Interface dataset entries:
****************************************
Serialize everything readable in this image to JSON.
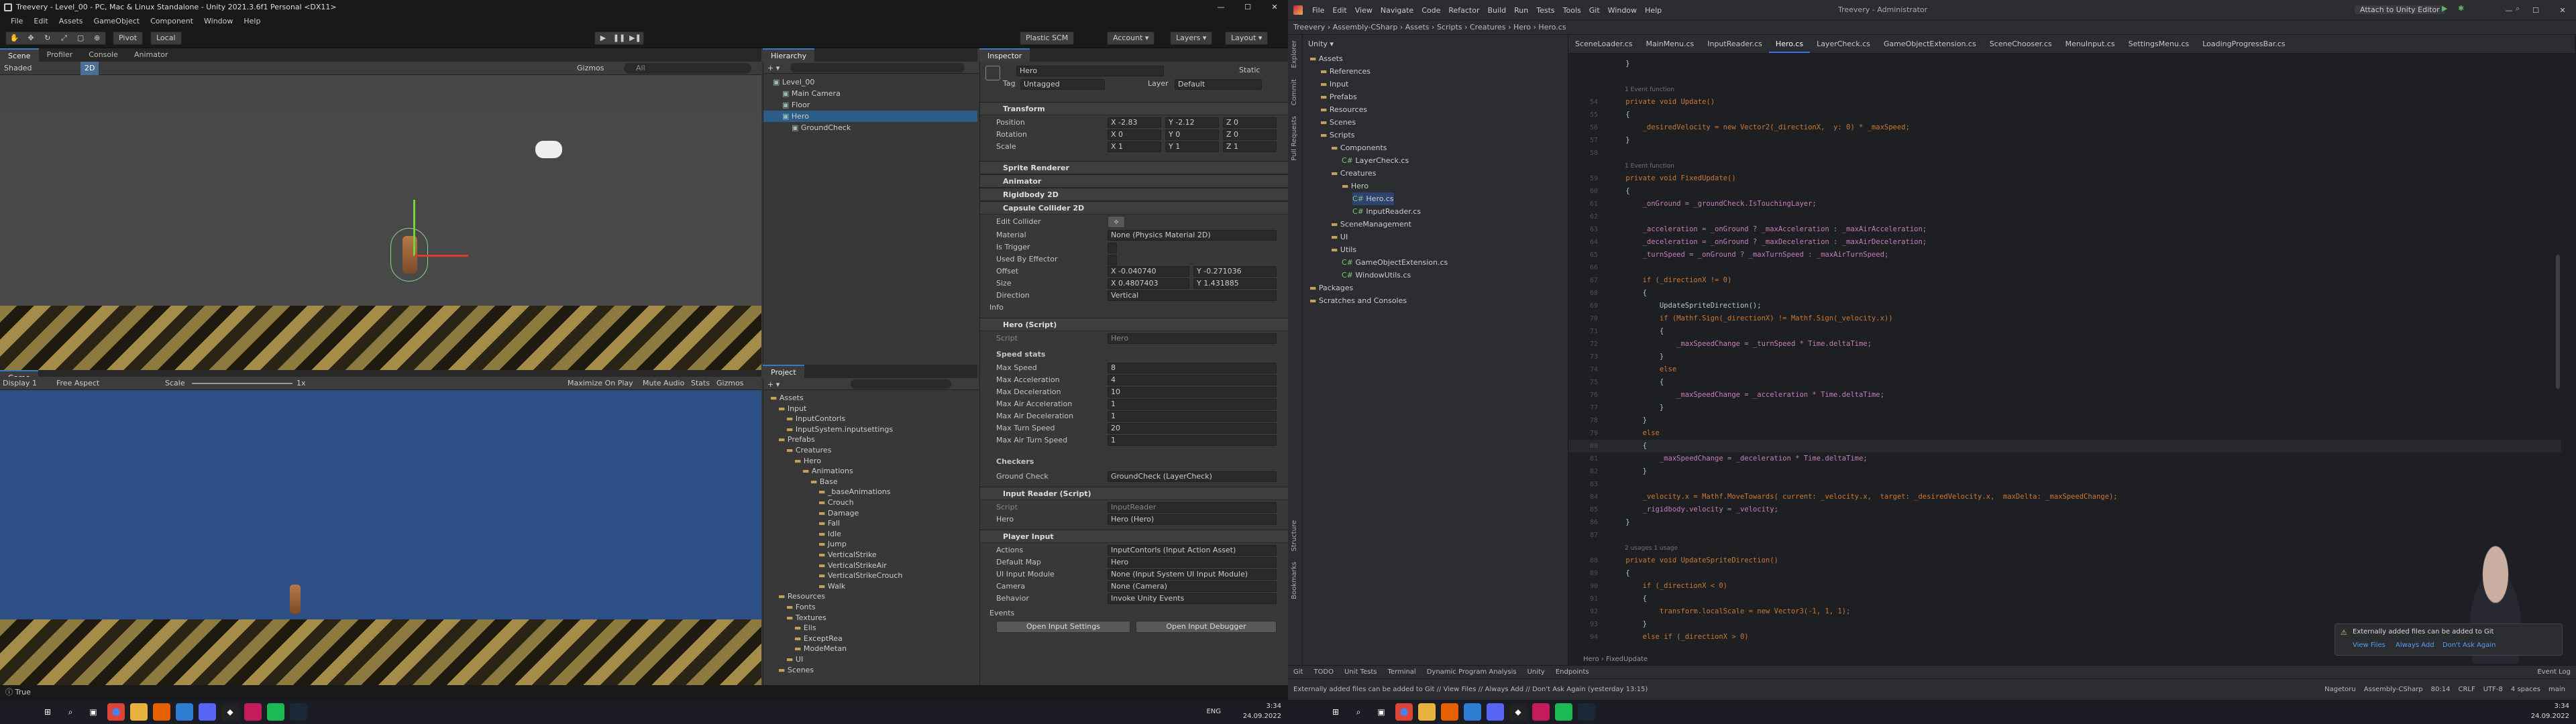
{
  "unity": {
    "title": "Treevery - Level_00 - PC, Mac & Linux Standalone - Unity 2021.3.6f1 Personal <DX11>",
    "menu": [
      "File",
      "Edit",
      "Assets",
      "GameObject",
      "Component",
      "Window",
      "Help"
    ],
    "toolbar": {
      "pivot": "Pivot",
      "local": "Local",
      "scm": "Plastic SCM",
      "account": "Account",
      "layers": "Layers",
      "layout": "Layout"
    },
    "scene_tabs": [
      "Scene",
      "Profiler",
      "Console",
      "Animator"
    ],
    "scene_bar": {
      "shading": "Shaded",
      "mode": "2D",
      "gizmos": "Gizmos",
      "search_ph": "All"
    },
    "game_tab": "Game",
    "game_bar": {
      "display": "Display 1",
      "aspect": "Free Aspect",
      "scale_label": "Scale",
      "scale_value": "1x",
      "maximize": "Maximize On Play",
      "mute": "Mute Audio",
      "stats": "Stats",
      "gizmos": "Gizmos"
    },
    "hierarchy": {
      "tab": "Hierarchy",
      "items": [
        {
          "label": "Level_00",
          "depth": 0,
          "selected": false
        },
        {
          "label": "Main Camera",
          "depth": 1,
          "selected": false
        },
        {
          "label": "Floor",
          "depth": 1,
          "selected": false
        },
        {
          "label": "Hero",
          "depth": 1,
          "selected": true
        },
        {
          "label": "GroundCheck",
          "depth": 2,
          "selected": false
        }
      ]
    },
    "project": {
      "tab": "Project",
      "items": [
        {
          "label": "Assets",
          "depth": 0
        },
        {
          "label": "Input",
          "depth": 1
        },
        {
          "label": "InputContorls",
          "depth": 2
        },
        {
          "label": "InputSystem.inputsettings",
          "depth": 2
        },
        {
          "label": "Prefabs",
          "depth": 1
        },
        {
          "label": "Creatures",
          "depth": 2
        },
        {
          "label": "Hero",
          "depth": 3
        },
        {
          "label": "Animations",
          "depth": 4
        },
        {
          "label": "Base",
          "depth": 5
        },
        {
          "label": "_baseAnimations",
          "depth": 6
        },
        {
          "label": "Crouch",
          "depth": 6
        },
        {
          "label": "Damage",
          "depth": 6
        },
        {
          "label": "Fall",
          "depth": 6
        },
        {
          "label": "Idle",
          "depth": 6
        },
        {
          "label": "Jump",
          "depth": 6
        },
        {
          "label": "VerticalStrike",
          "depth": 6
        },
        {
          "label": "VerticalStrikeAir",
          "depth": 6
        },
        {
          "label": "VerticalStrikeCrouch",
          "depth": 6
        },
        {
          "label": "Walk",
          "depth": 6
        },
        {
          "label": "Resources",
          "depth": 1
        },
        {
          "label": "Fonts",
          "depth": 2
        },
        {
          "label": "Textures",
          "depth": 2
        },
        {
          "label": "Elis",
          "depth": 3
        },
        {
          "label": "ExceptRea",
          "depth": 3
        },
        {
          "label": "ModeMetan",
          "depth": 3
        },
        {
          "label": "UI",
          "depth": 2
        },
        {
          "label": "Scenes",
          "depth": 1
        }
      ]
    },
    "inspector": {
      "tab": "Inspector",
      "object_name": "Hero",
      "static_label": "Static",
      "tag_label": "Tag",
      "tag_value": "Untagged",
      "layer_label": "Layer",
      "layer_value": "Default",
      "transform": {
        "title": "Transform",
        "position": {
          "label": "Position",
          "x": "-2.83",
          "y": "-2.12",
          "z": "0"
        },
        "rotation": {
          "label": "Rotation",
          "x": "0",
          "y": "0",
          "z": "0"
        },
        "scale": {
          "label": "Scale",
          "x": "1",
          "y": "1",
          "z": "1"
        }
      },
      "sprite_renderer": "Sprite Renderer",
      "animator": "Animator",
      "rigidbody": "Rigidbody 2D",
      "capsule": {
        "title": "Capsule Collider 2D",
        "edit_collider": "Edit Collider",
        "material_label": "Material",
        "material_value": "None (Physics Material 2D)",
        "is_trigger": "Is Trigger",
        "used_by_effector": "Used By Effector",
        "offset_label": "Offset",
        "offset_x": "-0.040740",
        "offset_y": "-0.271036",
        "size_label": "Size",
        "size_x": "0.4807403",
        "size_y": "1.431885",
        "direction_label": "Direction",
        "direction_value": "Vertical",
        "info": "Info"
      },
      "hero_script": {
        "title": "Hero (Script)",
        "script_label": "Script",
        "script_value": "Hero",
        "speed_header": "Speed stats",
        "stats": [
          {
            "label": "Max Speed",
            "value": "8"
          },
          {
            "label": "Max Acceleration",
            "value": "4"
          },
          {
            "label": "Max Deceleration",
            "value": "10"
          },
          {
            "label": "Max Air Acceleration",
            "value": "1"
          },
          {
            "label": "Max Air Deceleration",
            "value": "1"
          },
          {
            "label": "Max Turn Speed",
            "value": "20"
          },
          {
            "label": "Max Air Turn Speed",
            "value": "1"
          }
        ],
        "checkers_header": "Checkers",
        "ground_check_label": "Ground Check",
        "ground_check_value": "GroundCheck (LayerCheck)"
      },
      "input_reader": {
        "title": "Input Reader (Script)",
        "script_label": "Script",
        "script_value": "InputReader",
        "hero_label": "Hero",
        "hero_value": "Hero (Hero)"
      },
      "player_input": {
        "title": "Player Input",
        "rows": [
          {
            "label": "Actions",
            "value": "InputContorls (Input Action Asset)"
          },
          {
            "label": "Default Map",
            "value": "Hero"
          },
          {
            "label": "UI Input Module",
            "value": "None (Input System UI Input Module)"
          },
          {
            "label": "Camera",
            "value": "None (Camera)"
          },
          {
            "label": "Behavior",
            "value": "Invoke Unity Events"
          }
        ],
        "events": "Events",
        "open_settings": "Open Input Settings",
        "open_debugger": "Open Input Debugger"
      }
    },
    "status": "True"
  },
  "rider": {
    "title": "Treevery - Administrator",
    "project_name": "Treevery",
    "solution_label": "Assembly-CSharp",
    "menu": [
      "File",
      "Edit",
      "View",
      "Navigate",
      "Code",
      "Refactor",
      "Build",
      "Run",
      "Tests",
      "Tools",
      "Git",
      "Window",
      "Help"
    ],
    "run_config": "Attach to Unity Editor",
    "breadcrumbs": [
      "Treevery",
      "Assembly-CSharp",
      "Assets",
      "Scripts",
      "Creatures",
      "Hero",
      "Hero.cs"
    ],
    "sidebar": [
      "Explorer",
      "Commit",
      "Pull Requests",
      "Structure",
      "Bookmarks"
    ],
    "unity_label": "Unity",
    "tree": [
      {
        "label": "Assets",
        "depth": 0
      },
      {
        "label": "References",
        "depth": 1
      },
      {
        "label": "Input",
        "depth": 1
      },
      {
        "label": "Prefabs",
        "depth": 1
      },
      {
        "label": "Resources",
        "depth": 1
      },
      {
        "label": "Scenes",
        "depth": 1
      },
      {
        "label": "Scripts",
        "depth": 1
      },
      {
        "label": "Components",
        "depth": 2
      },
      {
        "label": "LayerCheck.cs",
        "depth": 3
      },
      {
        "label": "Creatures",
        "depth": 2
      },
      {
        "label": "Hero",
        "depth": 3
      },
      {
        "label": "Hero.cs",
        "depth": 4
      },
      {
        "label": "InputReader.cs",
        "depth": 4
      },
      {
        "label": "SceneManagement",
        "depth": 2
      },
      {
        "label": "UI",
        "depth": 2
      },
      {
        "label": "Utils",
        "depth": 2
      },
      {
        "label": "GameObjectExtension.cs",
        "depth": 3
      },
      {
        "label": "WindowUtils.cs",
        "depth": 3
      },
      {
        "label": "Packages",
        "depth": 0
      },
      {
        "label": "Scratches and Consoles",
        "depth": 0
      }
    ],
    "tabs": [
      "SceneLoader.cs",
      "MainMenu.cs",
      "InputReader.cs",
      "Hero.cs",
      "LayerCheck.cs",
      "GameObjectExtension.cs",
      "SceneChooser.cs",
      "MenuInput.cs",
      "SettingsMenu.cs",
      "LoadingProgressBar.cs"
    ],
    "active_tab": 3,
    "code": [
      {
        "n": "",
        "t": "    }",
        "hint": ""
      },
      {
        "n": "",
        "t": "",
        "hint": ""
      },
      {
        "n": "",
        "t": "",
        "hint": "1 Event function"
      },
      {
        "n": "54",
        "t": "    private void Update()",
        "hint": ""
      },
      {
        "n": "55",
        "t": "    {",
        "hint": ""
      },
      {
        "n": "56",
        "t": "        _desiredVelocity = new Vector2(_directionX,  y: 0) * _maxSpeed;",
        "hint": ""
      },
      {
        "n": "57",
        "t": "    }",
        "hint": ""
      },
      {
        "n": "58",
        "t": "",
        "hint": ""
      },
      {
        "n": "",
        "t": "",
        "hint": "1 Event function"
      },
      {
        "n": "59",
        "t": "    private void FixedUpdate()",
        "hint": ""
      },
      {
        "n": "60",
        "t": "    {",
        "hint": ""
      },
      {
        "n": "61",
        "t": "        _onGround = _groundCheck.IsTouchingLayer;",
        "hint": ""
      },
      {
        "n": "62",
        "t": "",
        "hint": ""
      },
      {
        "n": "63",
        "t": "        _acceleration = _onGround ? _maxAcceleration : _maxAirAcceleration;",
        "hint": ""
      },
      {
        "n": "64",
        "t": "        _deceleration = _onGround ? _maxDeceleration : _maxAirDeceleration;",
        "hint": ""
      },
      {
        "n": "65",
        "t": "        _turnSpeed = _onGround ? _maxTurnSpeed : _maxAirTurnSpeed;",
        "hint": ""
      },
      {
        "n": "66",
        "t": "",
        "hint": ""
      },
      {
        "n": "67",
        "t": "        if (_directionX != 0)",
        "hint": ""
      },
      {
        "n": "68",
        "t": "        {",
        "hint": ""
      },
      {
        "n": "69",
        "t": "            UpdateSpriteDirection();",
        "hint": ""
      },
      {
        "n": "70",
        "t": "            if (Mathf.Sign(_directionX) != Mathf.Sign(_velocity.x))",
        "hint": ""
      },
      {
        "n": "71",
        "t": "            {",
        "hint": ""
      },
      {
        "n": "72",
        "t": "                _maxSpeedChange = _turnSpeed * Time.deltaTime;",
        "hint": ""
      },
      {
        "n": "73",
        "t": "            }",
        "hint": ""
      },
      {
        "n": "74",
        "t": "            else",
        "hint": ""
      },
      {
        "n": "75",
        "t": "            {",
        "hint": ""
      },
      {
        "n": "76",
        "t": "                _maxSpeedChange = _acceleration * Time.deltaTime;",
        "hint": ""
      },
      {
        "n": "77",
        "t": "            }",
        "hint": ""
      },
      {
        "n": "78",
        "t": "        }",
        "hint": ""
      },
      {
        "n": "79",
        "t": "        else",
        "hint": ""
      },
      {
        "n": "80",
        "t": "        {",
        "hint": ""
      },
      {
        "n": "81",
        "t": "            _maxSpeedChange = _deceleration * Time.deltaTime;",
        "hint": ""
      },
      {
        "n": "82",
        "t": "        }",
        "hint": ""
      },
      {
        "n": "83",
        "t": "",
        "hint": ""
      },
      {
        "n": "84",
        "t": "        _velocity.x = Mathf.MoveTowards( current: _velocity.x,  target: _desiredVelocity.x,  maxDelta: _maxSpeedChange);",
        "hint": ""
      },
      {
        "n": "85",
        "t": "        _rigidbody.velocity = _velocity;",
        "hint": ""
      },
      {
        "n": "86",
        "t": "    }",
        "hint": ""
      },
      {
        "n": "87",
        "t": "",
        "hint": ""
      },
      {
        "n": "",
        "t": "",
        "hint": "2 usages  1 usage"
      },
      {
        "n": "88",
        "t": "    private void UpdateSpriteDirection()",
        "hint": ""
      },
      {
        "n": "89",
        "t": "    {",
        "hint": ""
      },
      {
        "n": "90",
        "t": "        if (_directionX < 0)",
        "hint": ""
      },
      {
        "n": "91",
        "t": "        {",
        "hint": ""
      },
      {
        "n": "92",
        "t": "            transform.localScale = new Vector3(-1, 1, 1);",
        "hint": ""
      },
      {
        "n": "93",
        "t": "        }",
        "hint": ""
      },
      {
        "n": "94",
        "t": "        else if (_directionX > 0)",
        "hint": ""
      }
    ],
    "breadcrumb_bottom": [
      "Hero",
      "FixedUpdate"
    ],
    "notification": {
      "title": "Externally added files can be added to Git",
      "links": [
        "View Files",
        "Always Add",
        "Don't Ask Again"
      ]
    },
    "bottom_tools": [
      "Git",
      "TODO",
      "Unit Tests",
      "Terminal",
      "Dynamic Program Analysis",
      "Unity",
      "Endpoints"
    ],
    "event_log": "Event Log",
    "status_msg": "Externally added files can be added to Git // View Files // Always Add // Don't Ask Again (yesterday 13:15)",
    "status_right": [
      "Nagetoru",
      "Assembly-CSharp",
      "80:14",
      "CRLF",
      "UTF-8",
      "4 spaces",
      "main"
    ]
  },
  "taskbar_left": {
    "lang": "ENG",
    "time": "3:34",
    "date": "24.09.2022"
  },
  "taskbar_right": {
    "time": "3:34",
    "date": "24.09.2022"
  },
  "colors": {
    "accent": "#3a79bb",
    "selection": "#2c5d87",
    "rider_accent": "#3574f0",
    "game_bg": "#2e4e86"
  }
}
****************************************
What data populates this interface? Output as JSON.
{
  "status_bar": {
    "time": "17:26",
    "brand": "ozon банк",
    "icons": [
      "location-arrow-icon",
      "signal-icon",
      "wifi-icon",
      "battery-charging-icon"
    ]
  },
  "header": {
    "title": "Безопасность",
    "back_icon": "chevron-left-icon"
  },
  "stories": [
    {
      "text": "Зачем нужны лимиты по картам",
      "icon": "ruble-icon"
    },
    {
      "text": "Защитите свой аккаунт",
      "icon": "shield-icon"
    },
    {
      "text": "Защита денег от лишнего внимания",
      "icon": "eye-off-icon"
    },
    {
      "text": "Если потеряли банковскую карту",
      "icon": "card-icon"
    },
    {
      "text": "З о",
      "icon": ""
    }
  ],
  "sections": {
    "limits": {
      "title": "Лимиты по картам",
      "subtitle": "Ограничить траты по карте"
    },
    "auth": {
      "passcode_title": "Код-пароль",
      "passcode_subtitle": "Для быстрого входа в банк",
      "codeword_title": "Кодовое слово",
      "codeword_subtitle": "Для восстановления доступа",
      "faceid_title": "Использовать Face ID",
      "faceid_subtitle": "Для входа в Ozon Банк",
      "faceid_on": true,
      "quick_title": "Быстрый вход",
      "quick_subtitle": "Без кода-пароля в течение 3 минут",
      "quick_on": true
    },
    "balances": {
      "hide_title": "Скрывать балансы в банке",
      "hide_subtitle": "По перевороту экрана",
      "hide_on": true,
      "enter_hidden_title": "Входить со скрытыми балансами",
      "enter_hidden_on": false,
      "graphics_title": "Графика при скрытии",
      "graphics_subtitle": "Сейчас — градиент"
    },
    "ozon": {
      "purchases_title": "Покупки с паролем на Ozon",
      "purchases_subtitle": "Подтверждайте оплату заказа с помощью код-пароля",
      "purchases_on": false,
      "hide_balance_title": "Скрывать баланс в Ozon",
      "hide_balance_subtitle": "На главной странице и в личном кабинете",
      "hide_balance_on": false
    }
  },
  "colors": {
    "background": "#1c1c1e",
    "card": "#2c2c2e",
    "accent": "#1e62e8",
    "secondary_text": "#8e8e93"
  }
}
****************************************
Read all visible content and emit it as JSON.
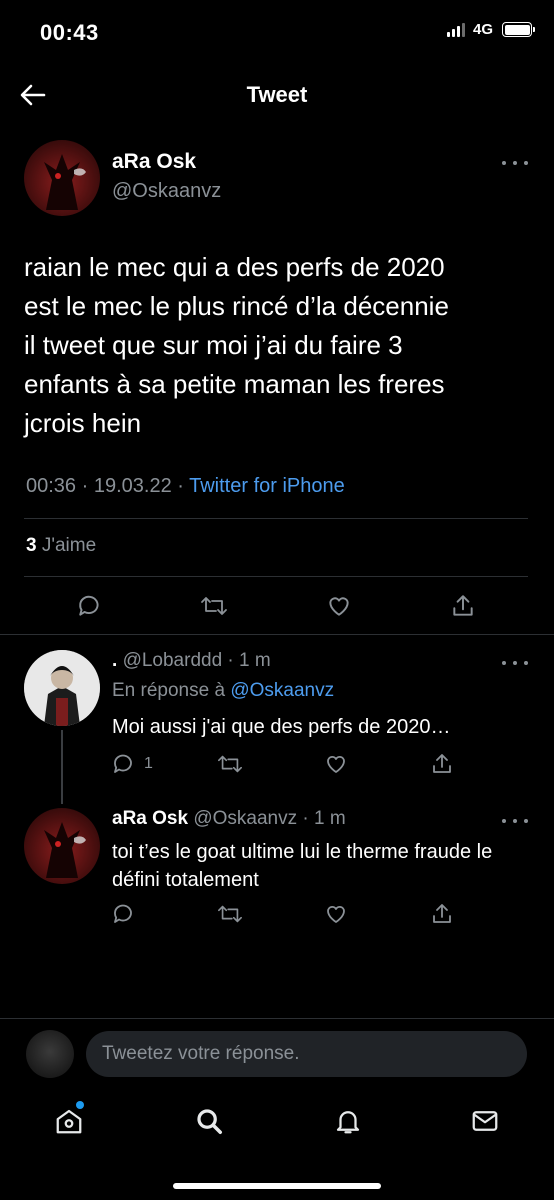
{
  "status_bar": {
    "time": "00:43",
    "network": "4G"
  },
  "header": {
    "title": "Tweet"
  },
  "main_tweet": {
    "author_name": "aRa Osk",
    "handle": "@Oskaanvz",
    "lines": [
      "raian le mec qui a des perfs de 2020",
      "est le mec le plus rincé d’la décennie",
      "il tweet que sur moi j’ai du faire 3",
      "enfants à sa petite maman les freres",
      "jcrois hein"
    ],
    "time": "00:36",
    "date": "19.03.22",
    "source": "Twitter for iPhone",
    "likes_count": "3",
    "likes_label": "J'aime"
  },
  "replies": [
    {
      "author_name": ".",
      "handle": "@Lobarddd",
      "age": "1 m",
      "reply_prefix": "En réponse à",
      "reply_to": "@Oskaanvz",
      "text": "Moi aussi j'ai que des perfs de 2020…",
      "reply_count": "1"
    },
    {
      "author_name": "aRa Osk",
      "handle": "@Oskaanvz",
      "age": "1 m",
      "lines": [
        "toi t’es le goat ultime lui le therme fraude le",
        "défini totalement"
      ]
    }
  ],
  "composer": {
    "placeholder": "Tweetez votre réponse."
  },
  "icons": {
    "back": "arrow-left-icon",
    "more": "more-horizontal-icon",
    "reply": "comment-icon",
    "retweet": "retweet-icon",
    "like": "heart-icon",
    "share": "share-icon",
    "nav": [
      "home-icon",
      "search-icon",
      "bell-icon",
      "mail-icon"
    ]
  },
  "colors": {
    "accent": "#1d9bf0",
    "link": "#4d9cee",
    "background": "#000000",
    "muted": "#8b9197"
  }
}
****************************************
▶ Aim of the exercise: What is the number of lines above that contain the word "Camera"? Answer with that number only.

▶ The completed task: 3